Bug#727708: Resolve impasse by focusing on requirements for smooth upgrade
At the risk of being yet another unhelpful member of the peanut gallery,
I believe I see a way to resolve the impasse regarding the "T" and "L"
options on the previous draft resolution. I'm not a DD but I have used
unstable as my principal desktop OS since 1998, I've administered a
handful of server machines running Debian, and for a couple years circa
2008 I was the sponsored maintainer of a package that contained an init
script, so I feel I have a pretty solid handle on relevant bits of how
Debian is put together.
It is my impression, from reading this discussion to date, that no one
is arguing about which init system should be the default anymore; the
current impasse is, as far as I can tell, entirely about the extent to
which other packages should be allowed to depend (either at runtime, or
as a package relationship) on a specific init system. And I think this
particular argument is as unresolvable as it is because, fundamentally,
it's an argument about software that has yet to be written!
Consider GNOME, for example: as best I can tell, upstream has made the
reasonable-from-their-perspective decision to rely on D-Bus APIs which
*could* be provided by anyone, but at present, are only provided by
systemd (the project). People have made various assertions about how
difficult it would be to port the necessary systemd components to run
with some other init system, or to create independent compatible
implementations, but *no one has actually done that yet*, and we don't
know for sure that anyone will. Contrariwise, people have also made
assertions about how hard it would be to port upstart to the Hurd, add
features to OpenRC until it's a serious contender for the default, etc.,
but again, it hasn't been done yet and we don't know if it will be. The
"right" policy for what non-init packages and ports should do is going
to look very different if some of that work gets done versus if it never
What we *can* know right now, though, is what we're going to have to do
to ensure a smooth upgrade from wheezy.

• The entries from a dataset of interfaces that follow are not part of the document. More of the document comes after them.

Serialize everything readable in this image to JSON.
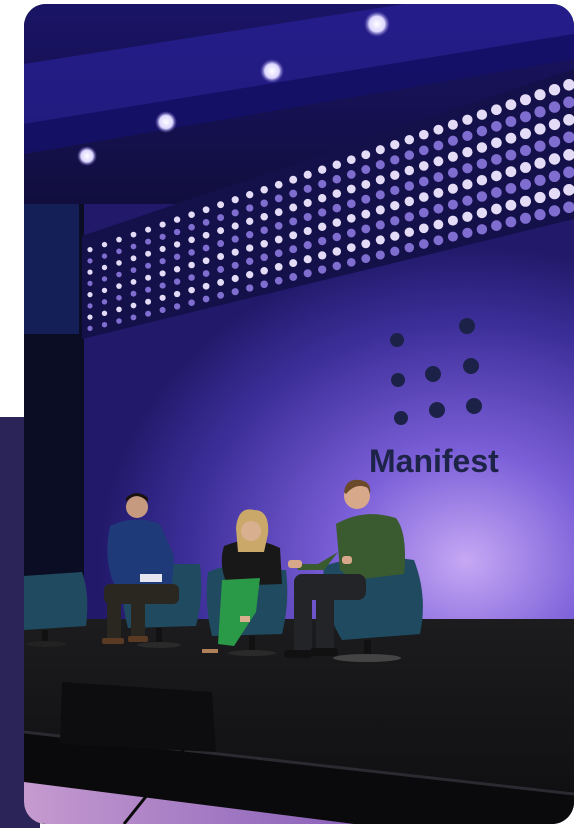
{
  "photo": {
    "description_label": "panel-discussion-stage",
    "logo_text": "Manifest",
    "colors": {
      "stage_wall": "#4a3aa8",
      "wall_glow": "#b89cf0",
      "led_light": "#efe8ff",
      "floor": "#151515",
      "chair": "#1f4a60",
      "accent_panel": "#2a2458"
    }
  }
}
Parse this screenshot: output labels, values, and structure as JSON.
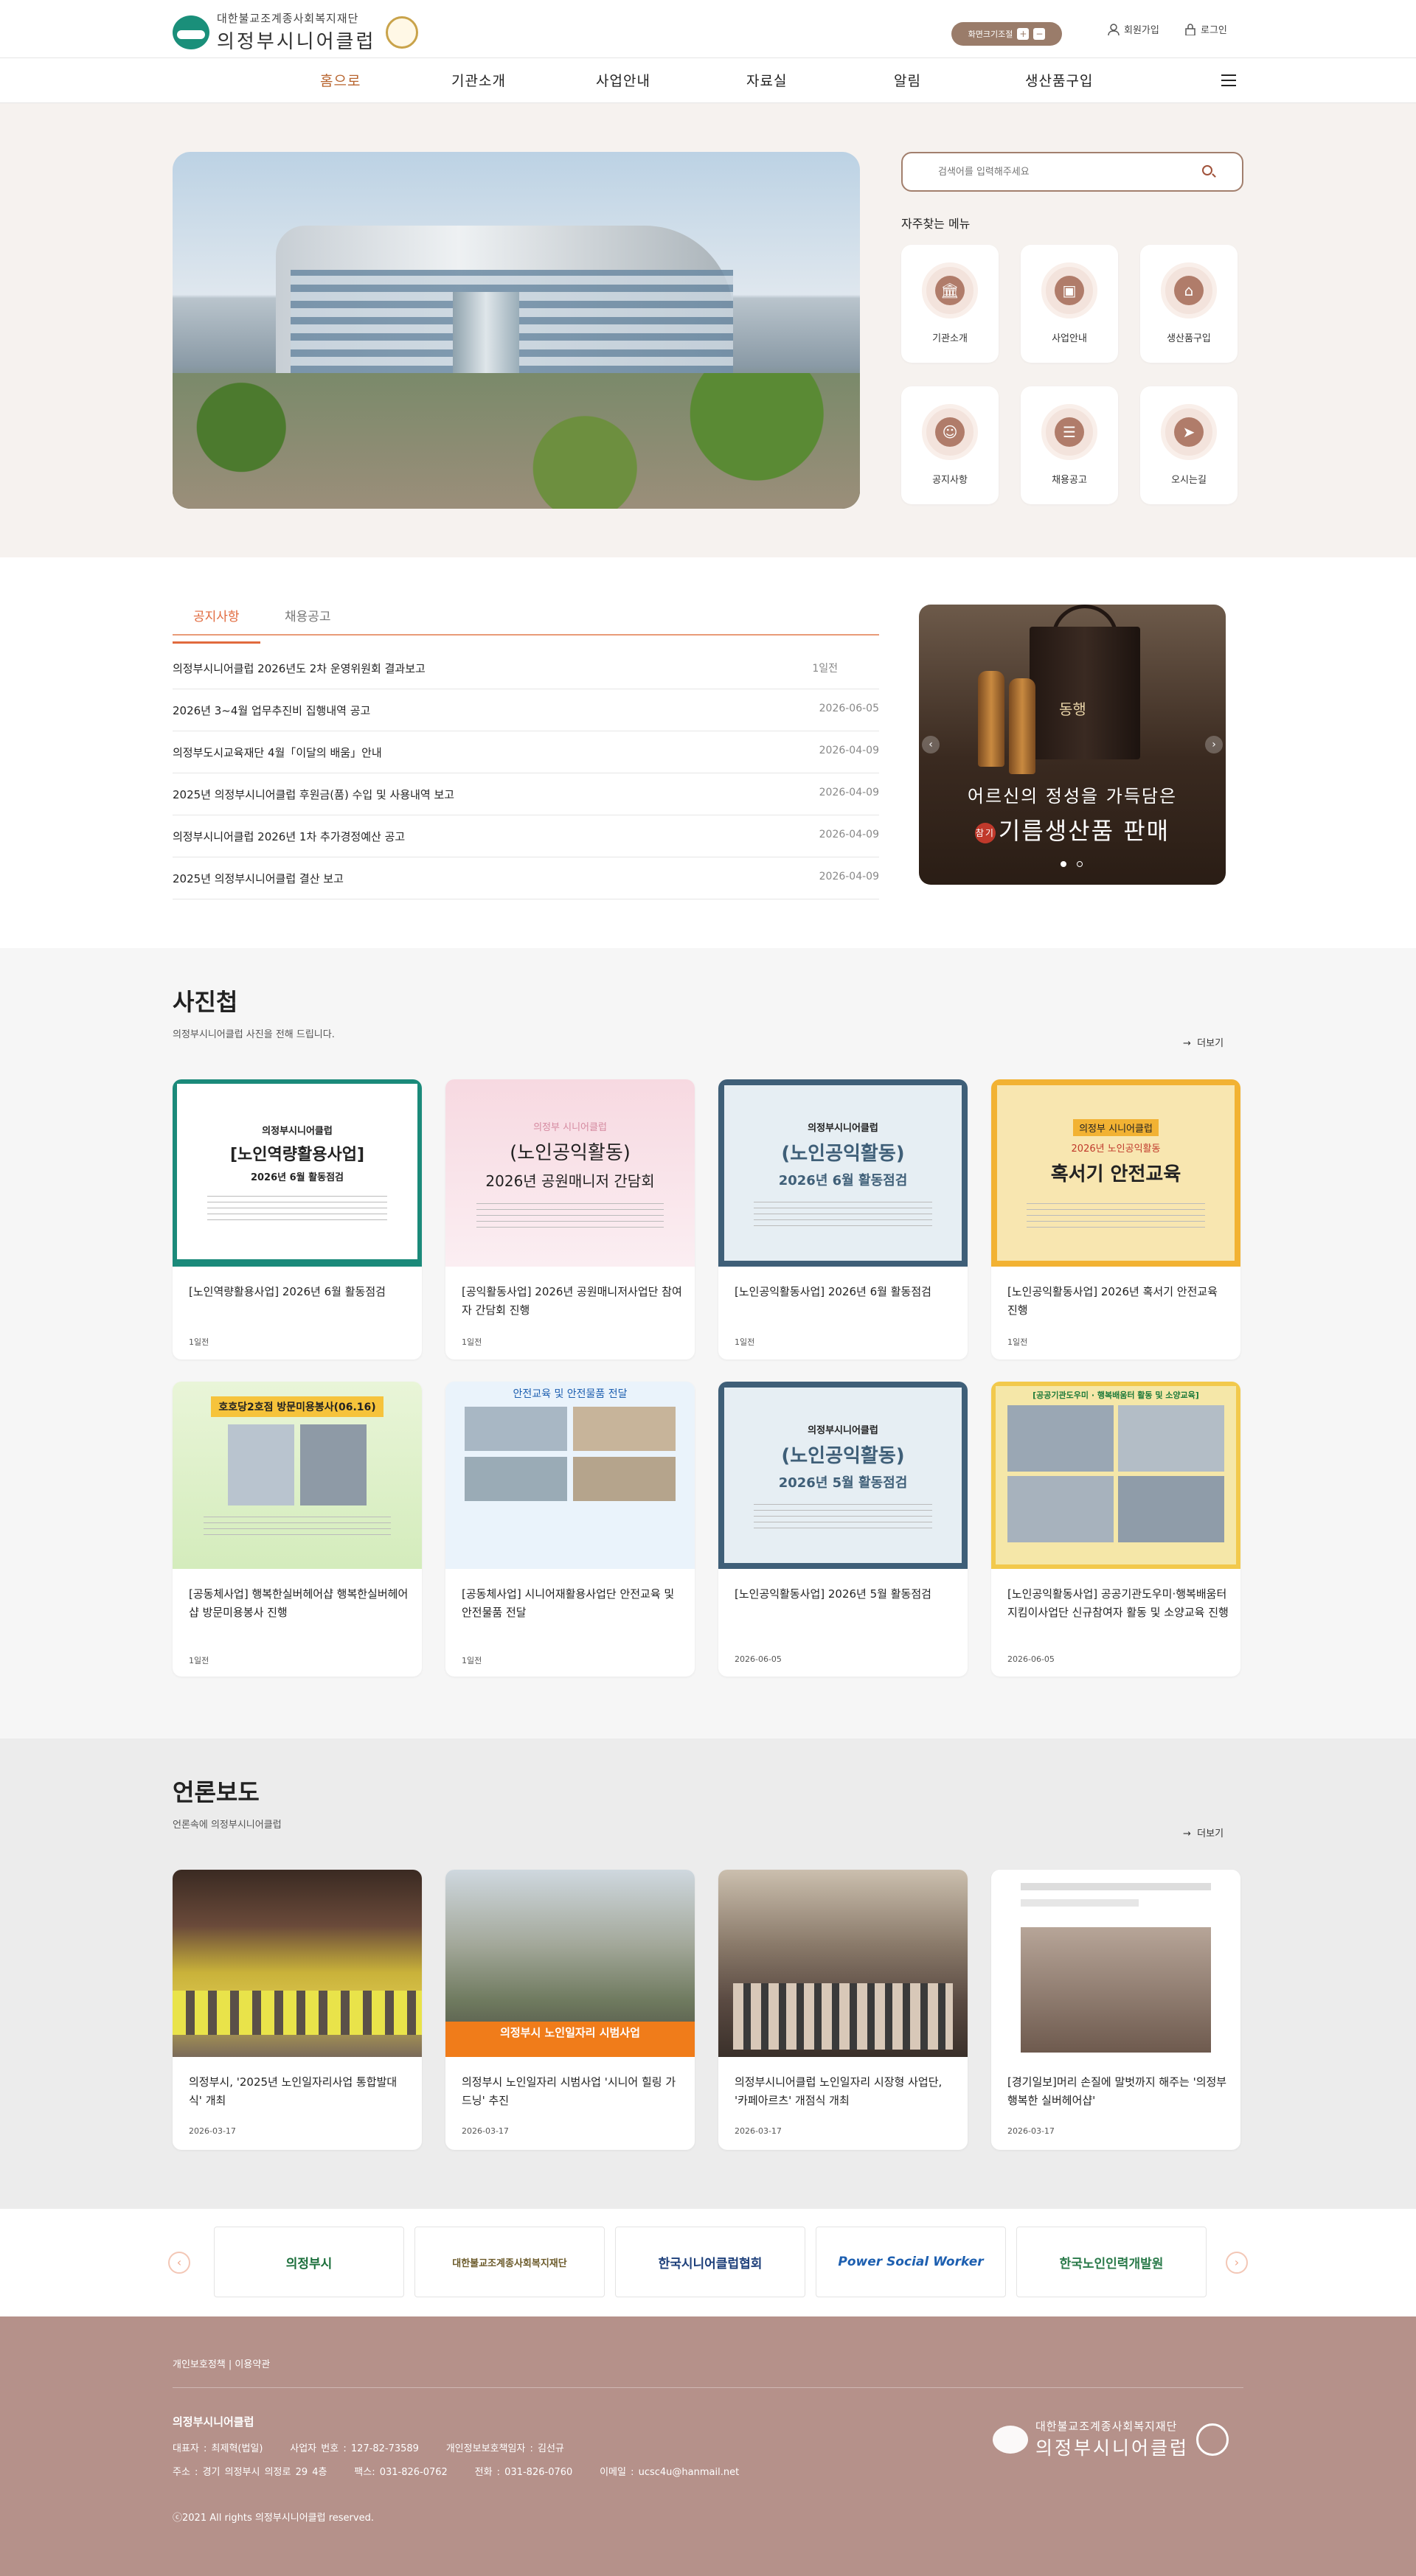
{
  "header": {
    "logo_line1": "대한불교조계종사회복지재단",
    "logo_line2": "의정부시니어클럽",
    "font_size_label": "화면크기조절",
    "font_plus": "+",
    "font_minus": "−",
    "join_label": "회원가입",
    "login_label": "로그인"
  },
  "nav": {
    "items": [
      "홈으로",
      "기관소개",
      "사업안내",
      "자료실",
      "알림",
      "생산품구입"
    ],
    "active_color": "#b8652f"
  },
  "search": {
    "placeholder": "검색어를 입력해주세요"
  },
  "quick_menu": {
    "title": "자주찾는 메뉴",
    "items": [
      {
        "label": "기관소개",
        "icon": "building-icon",
        "glyph": "🏛"
      },
      {
        "label": "사업안내",
        "icon": "monitor-icon",
        "glyph": "▣"
      },
      {
        "label": "생산품구입",
        "icon": "shop-icon",
        "glyph": "⌂"
      },
      {
        "label": "공지사항",
        "icon": "person-speaker-icon",
        "glyph": "☺"
      },
      {
        "label": "채용공고",
        "icon": "clipboard-icon",
        "glyph": "☰"
      },
      {
        "label": "오시는길",
        "icon": "paper-plane-icon",
        "glyph": "➤"
      }
    ]
  },
  "notice": {
    "tabs": [
      "공지사항",
      "채용공고"
    ],
    "rows": [
      {
        "title": "의정부시니어클럽 2026년도 2차 운영위원회 결과보고",
        "date": "1일전"
      },
      {
        "title": "2026년 3~4월 업무추진비 집행내역 공고",
        "date": "2026-06-05"
      },
      {
        "title": "의정부도시교육재단 4월「이달의 배움」안내",
        "date": "2026-04-09"
      },
      {
        "title": "2025년 의정부시니어클럽 후원금(품) 수입 및 사용내역 보고",
        "date": "2026-04-09"
      },
      {
        "title": "의정부시니어클럽 2026년 1차 추가경정예산 공고",
        "date": "2026-04-09"
      },
      {
        "title": "2025년 의정부시니어클럽 결산 보고",
        "date": "2026-04-09"
      }
    ]
  },
  "banner": {
    "product_label": "동행",
    "line1": "어르신의 정성을 가득담은",
    "line2": "기름생산품 판매",
    "badge": "참기"
  },
  "gallery": {
    "title": "사진첩",
    "subtitle": "의정부시니어클럽 사진을 전해 드립니다.",
    "more": "더보기",
    "cards": [
      {
        "title": "[노인역량활용사업] 2026년 6월 활동점검",
        "date": "1일전",
        "thumb_top": "의정부시니어클럽",
        "thumb_big": "[노인역량활용사업]",
        "thumb_sub": "2026년 6월 활동점검"
      },
      {
        "title": "[공익활동사업] 2026년 공원매니저사업단 참여자 간담회 진행",
        "date": "1일전",
        "thumb_top": "의정부 시니어클럽",
        "thumb_big": "(노인공익활동)",
        "thumb_sub": "2026년 공원매니저 간담회"
      },
      {
        "title": "[노인공익활동사업] 2026년 6월 활동점검",
        "date": "1일전",
        "thumb_top": "의정부시니어클럽",
        "thumb_big": "(노인공익활동)",
        "thumb_sub": "2026년 6월 활동점검"
      },
      {
        "title": "[노인공익활동사업] 2026년 혹서기 안전교육 진행",
        "date": "1일전",
        "thumb_top": "의정부 시니어클럽",
        "thumb_big": "혹서기 안전교육",
        "thumb_sub": "2026년 노인공익활동"
      },
      {
        "title": "[공동체사업] 행복한실버헤어샵 행복한실버헤어샵 방문미용봉사 진행",
        "date": "1일전",
        "thumb_top": "",
        "thumb_big": "호호당2호점 방문미용봉사(06.16)",
        "thumb_sub": ""
      },
      {
        "title": "[공동체사업] 시니어재활용사업단 안전교육 및 안전물품 전달",
        "date": "1일전",
        "thumb_top": "",
        "thumb_big": "안전교육 및 안전물품 전달",
        "thumb_sub": ""
      },
      {
        "title": "[노인공익활동사업] 2026년 5월 활동점검",
        "date": "2026-06-05",
        "thumb_top": "의정부시니어클럽",
        "thumb_big": "(노인공익활동)",
        "thumb_sub": "2026년 5월 활동점검"
      },
      {
        "title": "[노인공익활동사업] 공공기관도우미·행복배움터지킴이사업단 신규참여자 활동 및 소양교육 진행",
        "date": "2026-06-05",
        "thumb_top": "[공공기관도우미 · 행복배움터 활동 및 소양교육]",
        "thumb_big": "",
        "thumb_sub": ""
      }
    ]
  },
  "press": {
    "title": "언론보도",
    "subtitle": "언론속에 의정부시니어클럽",
    "more": "더보기",
    "cards": [
      {
        "title": "의정부시, '2025년 노인일자리사업 통합발대식' 개최",
        "date": "2026-03-17",
        "thumb_text": ""
      },
      {
        "title": "의정부시 노인일자리 시범사업 '시니어 힐링 가드닝' 추진",
        "date": "2026-03-17",
        "thumb_text": "의정부시 노인일자리 시범사업"
      },
      {
        "title": "의정부시니어클럽 노인일자리 시장형 사업단, '카페아르츠' 개점식 개최",
        "date": "2026-03-17",
        "thumb_text": ""
      },
      {
        "title": "[경기일보]머리 손질에 말벗까지 해주는 '의정부 행복한 실버헤어샵'",
        "date": "2026-03-17",
        "thumb_text": ""
      }
    ]
  },
  "partners": [
    {
      "name": "의정부시",
      "color": "#1a6e3a"
    },
    {
      "name": "대한불교조계종사회복지재단",
      "color": "#6b5a2a"
    },
    {
      "name": "한국시니어클럽협회",
      "color": "#1d3f7a"
    },
    {
      "name": "Power Social Worker",
      "color": "#1d5fb0"
    },
    {
      "name": "한국노인인력개발원",
      "color": "#2a7a4a"
    }
  ],
  "footer": {
    "links": "개인보호정책 | 이용약관",
    "org_name": "의정부시니어클럽",
    "info1": "대표자 : 최제혁(법일)      사업자 번호 : 127-82-73589      개인정보보호책임자 : 김선규",
    "info2": "주소 : 경기 의정부시 의정로 29 4층      팩스: 031-826-0762      전화 : 031-826-0760      이메일 : ucsc4u@hanmail.net",
    "copyright": "ⓒ2021 All rights 의정부시니어클럽 reserved.",
    "logo_line1": "대한불교조계종사회복지재단",
    "logo_line2": "의정부시니어클럽"
  }
}
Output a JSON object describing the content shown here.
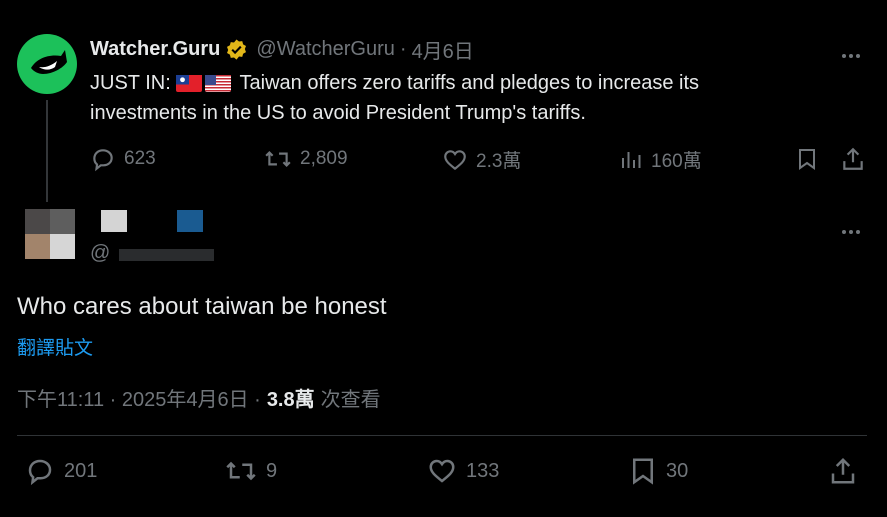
{
  "parent_tweet": {
    "display_name": "Watcher.Guru",
    "handle": "@WatcherGuru",
    "separator": "·",
    "date": "4月6日",
    "text_prefix": "JUST IN:",
    "text_line1": "Taiwan offers zero tariffs and pledges to increase its",
    "text_line2": "investments in the US to avoid President Trump's tariffs.",
    "stats": {
      "replies": "623",
      "retweets": "2,809",
      "likes": "2.3萬",
      "views": "160萬"
    },
    "colors": {
      "avatar_bg": "#1cc15a",
      "verified": "#e2b719"
    }
  },
  "reply_tweet": {
    "handle_prefix": "@",
    "text": "Who cares about taiwan be honest",
    "translate_link": "翻譯貼文",
    "timestamp": "下午11:11 · 2025年4月6日 ·",
    "views_count": "3.8萬",
    "views_label": "次查看",
    "stats": {
      "replies": "201",
      "retweets": "9",
      "likes": "133",
      "bookmarks": "30"
    }
  },
  "colors": {
    "background": "#000000",
    "text": "#e7e9ea",
    "muted": "#71767b",
    "link": "#1d9bf0",
    "divider": "#2f3336"
  }
}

We can know this because it
doesn't change very much depending on that extra work that gets done;
the huge installed base of systems booted by sysvinit puts a limit on
the scope of the change. We have lots and lots of collective experience
with thorny upgrades involving replacing or reorganizing major
components of the system, so we know how to write policies in support of
such upgrades. Moreover, a smooth upgrade experience is (I do most
earnestly hope) something everyone involved agrees we must have, so
requirements clearly grounded in that goal should have no trouble
Based on my own experience, I would like to put forward a suggested
outline for a resolution that focuses on this goal:
Having been asked to decide the issue, the TC hereby resolves that:
1a. The default init for new installations of jessie architectures based
on the Linux kernel should be [ systemd / upstart / decided by GR ].
1b. The default init for new installations of jessie architectures based
on other kernels should be decided by the porters for those kernels.
In order to ensure smooth upgrades from wheezy to jessie, and in order
to facilitate testing and experimentation with init systems which are
new to Debian in the jessie cycle, the TC also makes the following
recommendations for Policy:
2a. All init systems shipped in a specific architecture must be
simultaneously installable. Naturally, only one of them will be active
at a time on any given installation.
2b. No package may, merely by being installed or upgraded, cause the
active init to change.
2c. All init systems in Debian must support a common mechanism (similar
in spirit to /etc/alternatives) whereby the administrator of a
particular installation can change the active init. This change may, if
necessary, require a reboot.
3. Packages that require functionality provided by only some of the init
systems in Debian may declare a package dependency on those init systems
in the normal manner. However, as this package dependency will not (per
2b) cause the requested init to become *active*, all such packages must
cope at runtime with the active init not being the one they want.
Failure to do so shall be considered a bug, but the severity of this bug
shall be determined on a case-by-case basis: in particular, such bugs
are not necessarily release-critical, and may even be 'wishlist'.
4. In jessie, all packages which configure some init system to start
daemons (however this may be accomplished) MUST also include a sysvinit
script to the same effect. Maintainers of packages providing daemons
are strongly encouraged to include appropriate configuration for all
supported init systems.
The TC anticipates that this decision is likely to need to be
substantially revised post-jessie, and hereby delegates authority to do
so for (1) to the d-i maintainers, and (2-4) to the Policy maintainers.
Thank you for your consideration.